Imagine a JUnit test that verifies that a method produces a well-formed JSON file. The test might fail because the file contents is badly formed JSON, or it might fail because no file was created at all. To help narrow down the cause of the failure, the test may first assert that the file exists and then assert that its contents is correct. (One could imagine additional, intermediate assertions as well, but their existence is not relevant to my question.) If the file does not exist, there is no reason to attempt to read and parse it.
JUnit addresses this consideration by aborting a test as soon as one of its assertion fails. (I believe the same is true of TestNG.)

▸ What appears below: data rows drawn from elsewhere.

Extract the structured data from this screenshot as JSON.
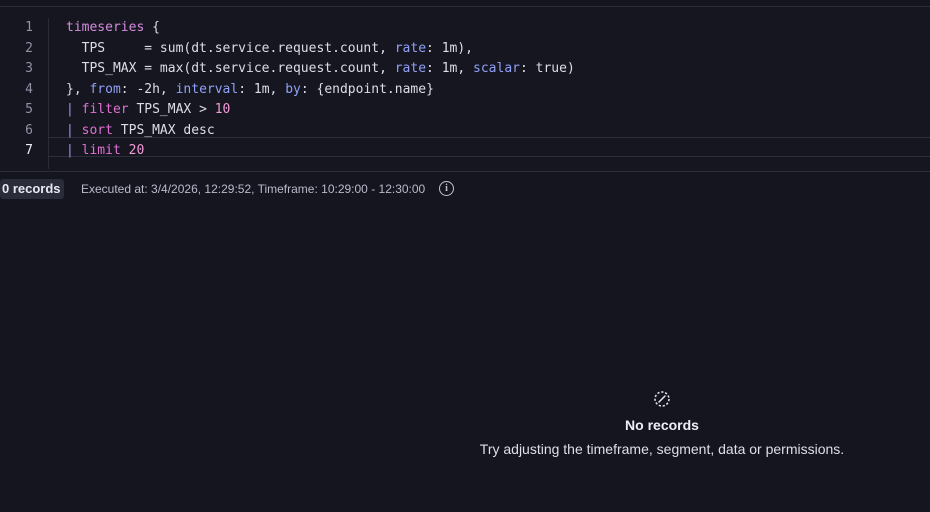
{
  "editor": {
    "line_numbers": [
      "1",
      "2",
      "3",
      "4",
      "5",
      "6",
      "7"
    ],
    "lines": [
      [
        {
          "t": "timeseries",
          "c": "kw"
        },
        {
          "t": " {",
          "c": "plain"
        }
      ],
      [
        {
          "t": "  TPS     = sum(dt.service.request.count, ",
          "c": "plain"
        },
        {
          "t": "rate",
          "c": "param"
        },
        {
          "t": ": 1m),",
          "c": "plain"
        }
      ],
      [
        {
          "t": "  TPS_MAX = max(dt.service.request.count, ",
          "c": "plain"
        },
        {
          "t": "rate",
          "c": "param"
        },
        {
          "t": ": 1m, ",
          "c": "plain"
        },
        {
          "t": "scalar",
          "c": "param"
        },
        {
          "t": ": true)",
          "c": "plain"
        }
      ],
      [
        {
          "t": "}, ",
          "c": "plain"
        },
        {
          "t": "from",
          "c": "param"
        },
        {
          "t": ": -2h, ",
          "c": "plain"
        },
        {
          "t": "interval",
          "c": "param"
        },
        {
          "t": ": 1m, ",
          "c": "plain"
        },
        {
          "t": "by",
          "c": "param"
        },
        {
          "t": ": {endpoint.name}",
          "c": "plain"
        }
      ],
      [
        {
          "t": "| ",
          "c": "pipe"
        },
        {
          "t": "filter",
          "c": "cmd"
        },
        {
          "t": " TPS_MAX > ",
          "c": "plain"
        },
        {
          "t": "10",
          "c": "num"
        }
      ],
      [
        {
          "t": "| ",
          "c": "pipe"
        },
        {
          "t": "sort",
          "c": "cmd"
        },
        {
          "t": " TPS_MAX desc",
          "c": "plain"
        }
      ],
      [
        {
          "t": "| ",
          "c": "pipe"
        },
        {
          "t": "limit",
          "c": "cmd"
        },
        {
          "t": " ",
          "c": "plain"
        },
        {
          "t": "20",
          "c": "num"
        }
      ]
    ],
    "active_line": 7
  },
  "status": {
    "records_badge": "0 records",
    "executed_text": "Executed at: 3/4/2026, 12:29:52, Timeframe: 10:29:00 - 12:30:00",
    "info_icon": "info-icon",
    "info_glyph": "i"
  },
  "empty_state": {
    "icon": "no-records-icon",
    "title": "No records",
    "subtitle": "Try adjusting the timeframe, segment, data or permissions."
  },
  "colors": {
    "background": "#15151f",
    "keyword": "#d48ddc",
    "command": "#e06fd2",
    "parameter": "#8fa0f5",
    "number": "#f29ad7",
    "pipe": "#a98fe6"
  }
}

In the clojure.test framework, if an assertion fails, the test (i.e. the remainder of the deftest) continues to run. I can imagine why this might be appropriate for testing Clojure programs. However, I think there is a place for JUnit style assertion semantics for when Clojure is used to test Java.
Clojure is attractive for testing Java specifically because it reduces the boilerplate code. It is possible to write Clojure tests using JUnit, but the process is onerous in the sense that it requires boilerplate code: you need to subclass a JUnit base class and you need to define your tests as methods.
Here is my question: is there an open source Clojure test framework that lets you define your tests as easily as clojure.test does but which uses JUnit-style assertion semantics?